▸ **Exercise prompt**:
Within the data below, copy each line where the string "JSON" is found.

Data records for software interfaces
+ + + + +
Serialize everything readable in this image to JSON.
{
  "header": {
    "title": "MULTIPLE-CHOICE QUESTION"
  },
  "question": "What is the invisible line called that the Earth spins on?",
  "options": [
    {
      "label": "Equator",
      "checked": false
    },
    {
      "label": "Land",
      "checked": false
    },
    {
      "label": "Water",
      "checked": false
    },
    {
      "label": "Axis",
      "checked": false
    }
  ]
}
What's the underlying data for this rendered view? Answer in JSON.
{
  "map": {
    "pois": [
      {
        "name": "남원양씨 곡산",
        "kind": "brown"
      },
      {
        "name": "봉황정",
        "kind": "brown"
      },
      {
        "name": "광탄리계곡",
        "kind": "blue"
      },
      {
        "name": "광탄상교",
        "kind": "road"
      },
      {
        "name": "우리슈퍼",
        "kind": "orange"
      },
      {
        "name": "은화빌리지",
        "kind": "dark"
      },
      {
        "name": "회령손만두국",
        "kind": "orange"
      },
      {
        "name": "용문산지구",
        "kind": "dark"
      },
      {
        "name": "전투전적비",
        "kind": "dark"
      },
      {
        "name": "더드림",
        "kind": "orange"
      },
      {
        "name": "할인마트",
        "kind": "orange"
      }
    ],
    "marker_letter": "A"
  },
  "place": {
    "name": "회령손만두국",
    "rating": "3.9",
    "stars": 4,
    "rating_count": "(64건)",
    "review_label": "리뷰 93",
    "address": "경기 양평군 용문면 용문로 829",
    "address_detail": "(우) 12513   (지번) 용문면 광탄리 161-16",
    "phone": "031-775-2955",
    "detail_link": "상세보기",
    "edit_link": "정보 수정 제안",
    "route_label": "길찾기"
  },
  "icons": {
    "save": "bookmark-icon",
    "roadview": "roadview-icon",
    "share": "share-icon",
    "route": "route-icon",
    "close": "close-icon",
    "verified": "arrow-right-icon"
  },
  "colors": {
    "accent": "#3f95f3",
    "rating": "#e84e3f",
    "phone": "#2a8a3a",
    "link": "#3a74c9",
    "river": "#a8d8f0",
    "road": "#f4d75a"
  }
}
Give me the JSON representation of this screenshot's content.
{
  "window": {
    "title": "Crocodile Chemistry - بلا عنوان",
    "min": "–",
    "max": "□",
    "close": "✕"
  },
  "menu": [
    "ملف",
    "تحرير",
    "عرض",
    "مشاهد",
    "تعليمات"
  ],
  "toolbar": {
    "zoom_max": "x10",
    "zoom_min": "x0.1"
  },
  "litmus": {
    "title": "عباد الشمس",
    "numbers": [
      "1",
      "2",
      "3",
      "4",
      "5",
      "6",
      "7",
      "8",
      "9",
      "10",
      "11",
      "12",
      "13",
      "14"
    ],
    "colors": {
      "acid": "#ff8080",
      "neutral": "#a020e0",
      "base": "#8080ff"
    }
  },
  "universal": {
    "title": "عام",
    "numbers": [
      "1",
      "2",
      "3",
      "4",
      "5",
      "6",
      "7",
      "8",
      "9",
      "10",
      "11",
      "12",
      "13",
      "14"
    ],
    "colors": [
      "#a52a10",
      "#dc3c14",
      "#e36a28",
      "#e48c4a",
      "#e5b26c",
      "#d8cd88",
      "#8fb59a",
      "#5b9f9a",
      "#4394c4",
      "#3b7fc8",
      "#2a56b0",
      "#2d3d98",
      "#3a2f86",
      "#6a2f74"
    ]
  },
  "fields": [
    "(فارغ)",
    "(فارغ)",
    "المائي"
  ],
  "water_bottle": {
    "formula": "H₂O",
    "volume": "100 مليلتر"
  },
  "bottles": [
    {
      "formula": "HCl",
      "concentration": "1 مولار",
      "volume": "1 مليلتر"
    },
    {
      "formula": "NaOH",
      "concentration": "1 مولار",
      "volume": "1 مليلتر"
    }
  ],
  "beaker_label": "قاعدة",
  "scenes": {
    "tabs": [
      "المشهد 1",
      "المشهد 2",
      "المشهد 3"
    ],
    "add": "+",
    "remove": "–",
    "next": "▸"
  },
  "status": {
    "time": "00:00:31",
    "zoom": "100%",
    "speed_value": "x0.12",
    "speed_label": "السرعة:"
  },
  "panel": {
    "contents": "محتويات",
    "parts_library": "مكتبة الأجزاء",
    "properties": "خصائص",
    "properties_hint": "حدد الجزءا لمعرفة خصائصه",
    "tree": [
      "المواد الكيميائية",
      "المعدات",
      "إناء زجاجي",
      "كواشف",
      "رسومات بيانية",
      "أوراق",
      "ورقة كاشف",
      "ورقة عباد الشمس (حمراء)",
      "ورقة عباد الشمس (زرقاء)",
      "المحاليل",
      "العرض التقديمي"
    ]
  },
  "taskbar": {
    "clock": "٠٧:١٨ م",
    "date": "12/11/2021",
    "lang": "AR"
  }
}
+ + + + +
▸ **Result for this exercise**:
Serialize everything readable in this image to JSON.
What's the underlying data for this rendered view? Answer in JSON.
Give me the JSON representation of this screenshot's content.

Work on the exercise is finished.